As a result, you’re more likely to take in way less potassium from spring onions than that. Spring onions are especially high in vitamin K as well as vitamin A and vitamin C.
They also contain a good dose of folate, calcium, iron, and manganese. All of these micronutrients help contribute to optimal health, so it’s a good idea to include spring onions in your diet.
Are onion flakes high in potassium?
A serving of ¼ cup of onion flakes contains 227 mg of potassium. Just like most dried products, they’re relatively high in potassium.
But as long as you don’t eat a lot of them in one sitting, you can still add them to a low-potassium diet.
Most people use them as a topping for hot dogs and other dishes, but they can also work as a replacement for raw onions, although with less flavor.
Are onion rings high in potassium?
A single serving of ten medium-sized onion rings provides you with around 77.4 mg of potassium.
This makes them a safe food for a low-potassium, kidney-friendly diet. Aside from the low potassium content, onion rings are relatively high in fat, especially if you buy them frozen.

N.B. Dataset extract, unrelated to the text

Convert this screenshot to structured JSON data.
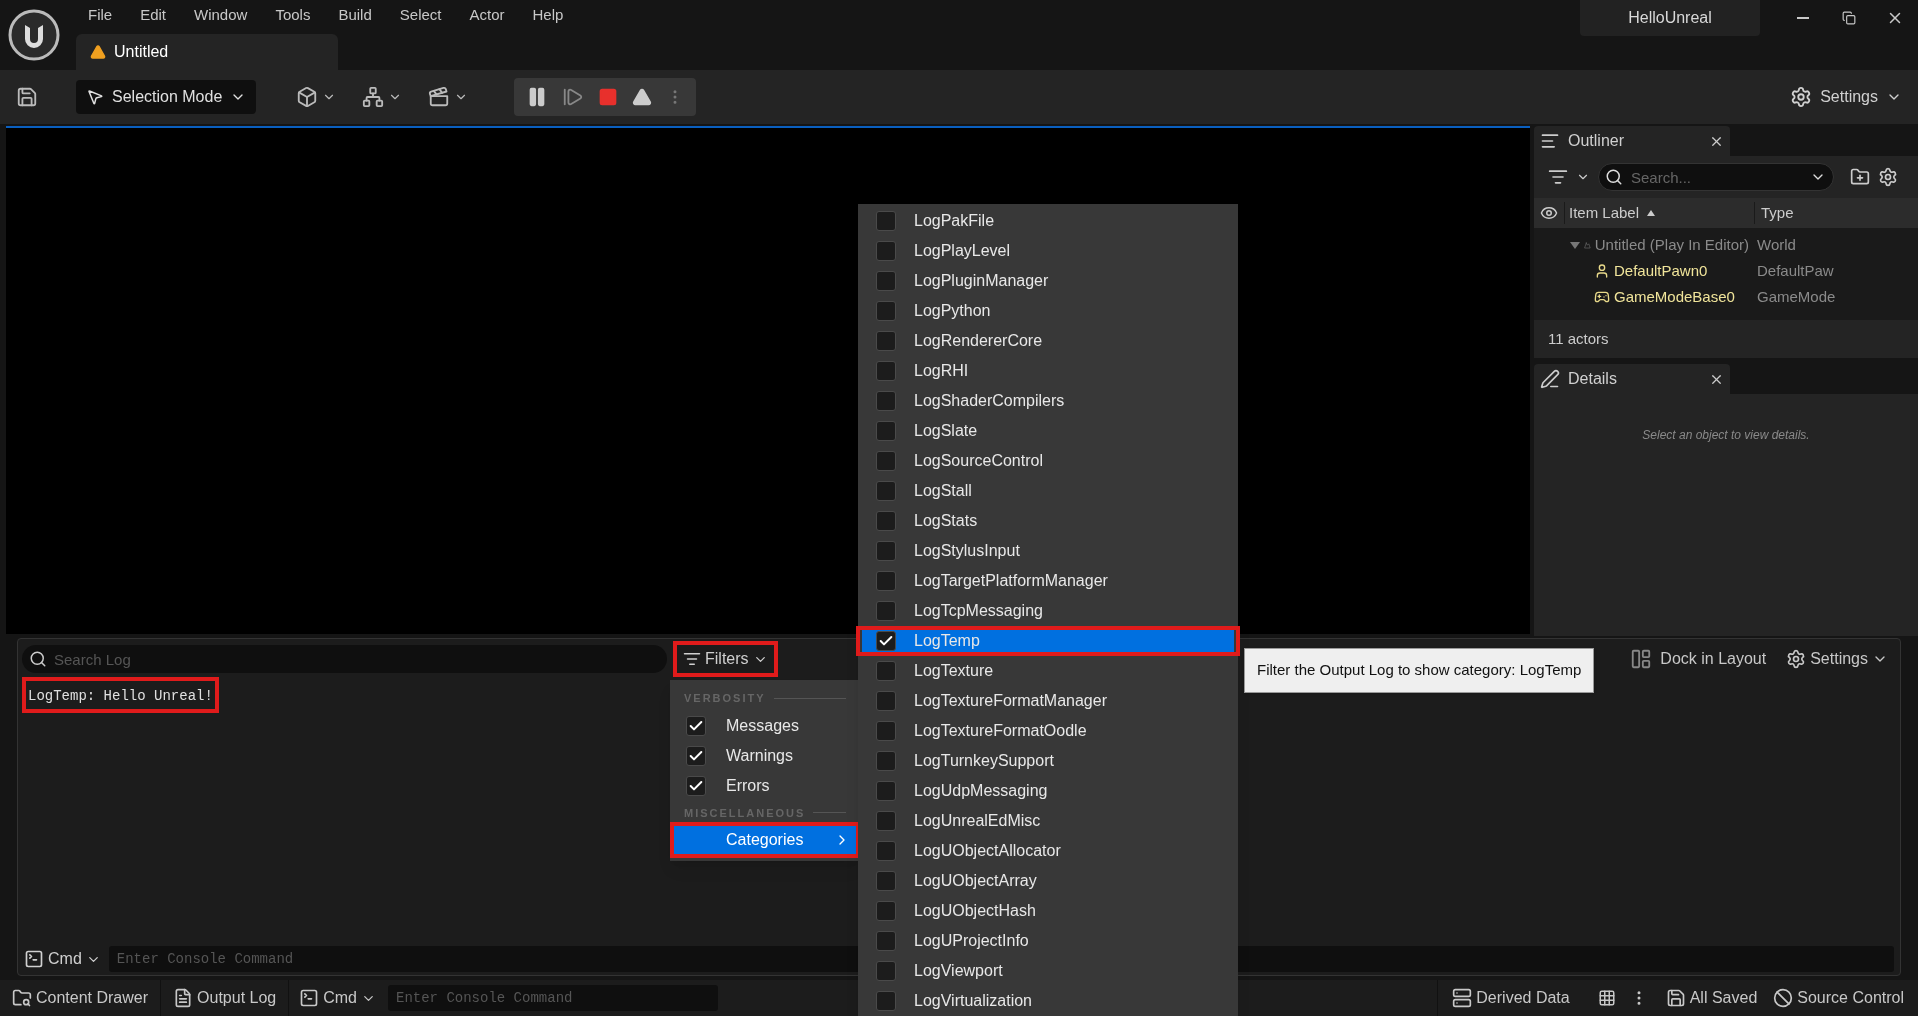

What’s more, such processed foods are associated with an increased risk of several conditions, including heart attacks, strokes, and even cancer.
So, make sure to consume onion rings in moderation and, if you can, make them yourself in the oven instead of deep-frying them.

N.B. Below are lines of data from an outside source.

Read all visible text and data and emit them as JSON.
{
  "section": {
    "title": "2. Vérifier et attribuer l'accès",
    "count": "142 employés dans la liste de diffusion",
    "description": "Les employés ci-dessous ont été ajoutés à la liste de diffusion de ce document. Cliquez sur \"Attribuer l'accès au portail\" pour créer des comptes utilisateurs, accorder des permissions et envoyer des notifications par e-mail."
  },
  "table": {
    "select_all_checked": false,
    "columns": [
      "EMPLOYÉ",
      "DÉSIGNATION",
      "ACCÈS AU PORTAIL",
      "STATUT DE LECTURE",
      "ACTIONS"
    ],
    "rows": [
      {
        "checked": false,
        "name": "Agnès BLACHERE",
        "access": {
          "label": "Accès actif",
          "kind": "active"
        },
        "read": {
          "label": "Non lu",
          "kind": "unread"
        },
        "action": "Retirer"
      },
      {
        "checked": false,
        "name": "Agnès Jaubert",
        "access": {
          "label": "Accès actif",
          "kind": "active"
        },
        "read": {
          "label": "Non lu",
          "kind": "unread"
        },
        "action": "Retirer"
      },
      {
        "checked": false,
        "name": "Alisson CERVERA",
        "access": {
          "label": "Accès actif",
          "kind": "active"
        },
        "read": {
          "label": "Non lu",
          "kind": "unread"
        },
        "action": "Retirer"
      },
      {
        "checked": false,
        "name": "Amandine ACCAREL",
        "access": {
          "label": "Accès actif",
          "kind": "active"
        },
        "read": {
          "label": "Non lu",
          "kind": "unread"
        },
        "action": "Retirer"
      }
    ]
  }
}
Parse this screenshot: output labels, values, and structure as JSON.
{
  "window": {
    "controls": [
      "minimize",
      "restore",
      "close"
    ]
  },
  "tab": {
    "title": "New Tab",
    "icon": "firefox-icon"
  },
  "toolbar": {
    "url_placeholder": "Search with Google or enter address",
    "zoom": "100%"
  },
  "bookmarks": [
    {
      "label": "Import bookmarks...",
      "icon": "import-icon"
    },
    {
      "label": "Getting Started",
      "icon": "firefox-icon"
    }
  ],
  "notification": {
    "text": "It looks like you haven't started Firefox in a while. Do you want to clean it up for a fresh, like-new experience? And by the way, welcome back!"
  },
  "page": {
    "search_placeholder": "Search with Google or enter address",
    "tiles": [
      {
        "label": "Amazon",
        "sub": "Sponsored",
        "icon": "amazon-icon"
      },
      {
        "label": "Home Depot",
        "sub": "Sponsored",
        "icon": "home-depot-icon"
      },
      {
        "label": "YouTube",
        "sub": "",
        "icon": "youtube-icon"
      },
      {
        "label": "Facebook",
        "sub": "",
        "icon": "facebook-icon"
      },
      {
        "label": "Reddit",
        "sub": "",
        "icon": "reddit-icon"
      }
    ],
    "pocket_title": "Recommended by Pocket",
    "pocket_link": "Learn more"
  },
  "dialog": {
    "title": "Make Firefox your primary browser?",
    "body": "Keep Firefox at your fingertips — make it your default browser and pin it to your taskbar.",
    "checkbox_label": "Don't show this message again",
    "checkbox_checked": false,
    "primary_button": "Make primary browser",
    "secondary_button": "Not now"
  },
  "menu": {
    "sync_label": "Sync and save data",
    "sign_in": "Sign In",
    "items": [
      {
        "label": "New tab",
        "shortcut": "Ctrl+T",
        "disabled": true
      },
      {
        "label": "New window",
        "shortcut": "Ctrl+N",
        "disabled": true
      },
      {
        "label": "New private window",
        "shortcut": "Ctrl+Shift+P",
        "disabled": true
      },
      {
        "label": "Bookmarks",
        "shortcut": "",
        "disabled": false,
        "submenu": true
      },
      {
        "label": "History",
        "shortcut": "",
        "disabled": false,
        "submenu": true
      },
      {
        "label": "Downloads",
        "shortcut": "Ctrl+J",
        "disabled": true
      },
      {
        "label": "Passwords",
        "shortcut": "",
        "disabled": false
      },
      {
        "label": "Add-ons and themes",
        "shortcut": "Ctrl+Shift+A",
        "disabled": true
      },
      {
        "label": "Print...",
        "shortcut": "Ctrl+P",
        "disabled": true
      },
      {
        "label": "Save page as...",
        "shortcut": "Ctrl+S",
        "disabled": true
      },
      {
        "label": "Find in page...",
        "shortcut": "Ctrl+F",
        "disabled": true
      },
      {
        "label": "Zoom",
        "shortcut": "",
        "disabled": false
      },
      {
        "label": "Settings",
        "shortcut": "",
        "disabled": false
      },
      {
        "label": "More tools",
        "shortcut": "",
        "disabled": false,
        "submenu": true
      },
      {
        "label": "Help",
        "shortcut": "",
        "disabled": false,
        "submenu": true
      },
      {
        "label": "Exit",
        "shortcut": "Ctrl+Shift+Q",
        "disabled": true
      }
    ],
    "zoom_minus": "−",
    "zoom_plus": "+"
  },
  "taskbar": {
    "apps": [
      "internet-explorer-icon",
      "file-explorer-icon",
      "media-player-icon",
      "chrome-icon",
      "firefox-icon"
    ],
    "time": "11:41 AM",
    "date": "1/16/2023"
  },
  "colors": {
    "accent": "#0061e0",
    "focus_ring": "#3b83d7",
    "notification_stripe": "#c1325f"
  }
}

Onions are a very healthy, nutrient-rich vegetable that’s also low in potassium. As a result, they can improve your health without causing any health problems for people with kidney issues.
Onions are also incredibly versatile since you can use them to make soups, sauces, and eat them raw.
Because of that, there’s no reason not to add them to your diet to reap all of their health benefits.
Don’t know which foods are high in potassium? Read our article 15 Best Food Sources Of Potassium. We also have a guide on this important mineral: Potassium 101: All You Need To Know About Potassium.
Alicia is the senior content editor and writer here at Food FAQ. She has extensive experience with acid reflux, heartburn, GERD, and various supplements. When not eating food for “research”, she’s watching “Friends” for the 100th time.